  13. ^ "Mobile SafeMode · Cydia". cydia.saurik.com. Retrieved 2021-05-02.
  14. ^ Sadun, Erica (2008-02-28). "Debian-style installation arrives on iPhone". The Unofficial Apple Weblog. Retrieved September 24, 2011.
  15. ^ Chen, Brian (August 6, 2009). "Rejected By Apple, iPhone Developers Go Underground". Wired. Retrieved August 2, 2011.
  16. ^ Sande, Steven (September 12, 2010). "Alliance of the jailbreakers: Cydia acquires Rock". The Unofficial Apple Weblog. Retrieved August 2, 2011.
  17. ^ "WIPO Domain Name Decision: D2010-2193". wipo.int.
  18. ^ "iPhone Jailbreak App Store Loses Domain Dispute For Cydia.com - Domain Name Wire - Domain Name News & Views". domainnamewire.com.
  19. ^ Shapira, Ian (April 6, 2011). "Once the hobby of tech geeks, iPhone jailbreaking now a lucrative industry". The Washington Post. Retrieved August 2, 2011.
  20. ^ "SaurikIT v. Cydia.com" (PDF). Archived (PDF) from the original on 2011-12-03. Retrieved October 25, 2021.

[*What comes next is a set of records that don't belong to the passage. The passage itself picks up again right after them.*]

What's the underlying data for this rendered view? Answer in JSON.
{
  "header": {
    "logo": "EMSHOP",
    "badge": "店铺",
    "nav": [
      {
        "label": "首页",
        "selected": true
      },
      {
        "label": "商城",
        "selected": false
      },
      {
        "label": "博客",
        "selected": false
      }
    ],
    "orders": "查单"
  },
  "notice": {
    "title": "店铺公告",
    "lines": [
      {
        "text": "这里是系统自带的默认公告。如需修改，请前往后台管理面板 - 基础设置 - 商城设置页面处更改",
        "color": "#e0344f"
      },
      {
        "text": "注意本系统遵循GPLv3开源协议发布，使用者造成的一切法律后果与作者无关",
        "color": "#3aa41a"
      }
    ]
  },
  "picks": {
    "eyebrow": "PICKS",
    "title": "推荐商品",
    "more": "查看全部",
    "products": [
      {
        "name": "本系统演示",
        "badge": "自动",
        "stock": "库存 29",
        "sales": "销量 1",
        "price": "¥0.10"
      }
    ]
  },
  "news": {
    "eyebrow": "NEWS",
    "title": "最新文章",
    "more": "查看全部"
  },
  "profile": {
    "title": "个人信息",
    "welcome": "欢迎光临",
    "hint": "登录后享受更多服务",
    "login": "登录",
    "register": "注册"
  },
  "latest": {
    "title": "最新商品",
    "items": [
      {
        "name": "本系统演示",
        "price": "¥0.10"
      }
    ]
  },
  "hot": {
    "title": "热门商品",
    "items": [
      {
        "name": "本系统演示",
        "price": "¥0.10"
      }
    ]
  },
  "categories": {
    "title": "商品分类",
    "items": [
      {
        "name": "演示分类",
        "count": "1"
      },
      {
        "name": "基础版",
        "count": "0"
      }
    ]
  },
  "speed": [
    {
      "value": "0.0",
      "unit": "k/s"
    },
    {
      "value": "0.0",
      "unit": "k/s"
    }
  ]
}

  21. ^ "iPhone Jailbreak Site Files Lawsuit Over Domain Name - Domain Name Wire - Domain Name News & Views". domainnamewire.com. 22 August 2011.
  22. ^ Matt Brian (23 August 2011). "Cydia creator files lawsuit over Cydia.com domain name". The Next Web.
  23. ^ "Cydia Substrate".
  24. ^ "Cydia updated for iOS 7". 24 December 2013.
  25. ^ "saurik comments on [Release] Pangu8. jailbreak for ios8-8.1". reddit. 22 October 2014.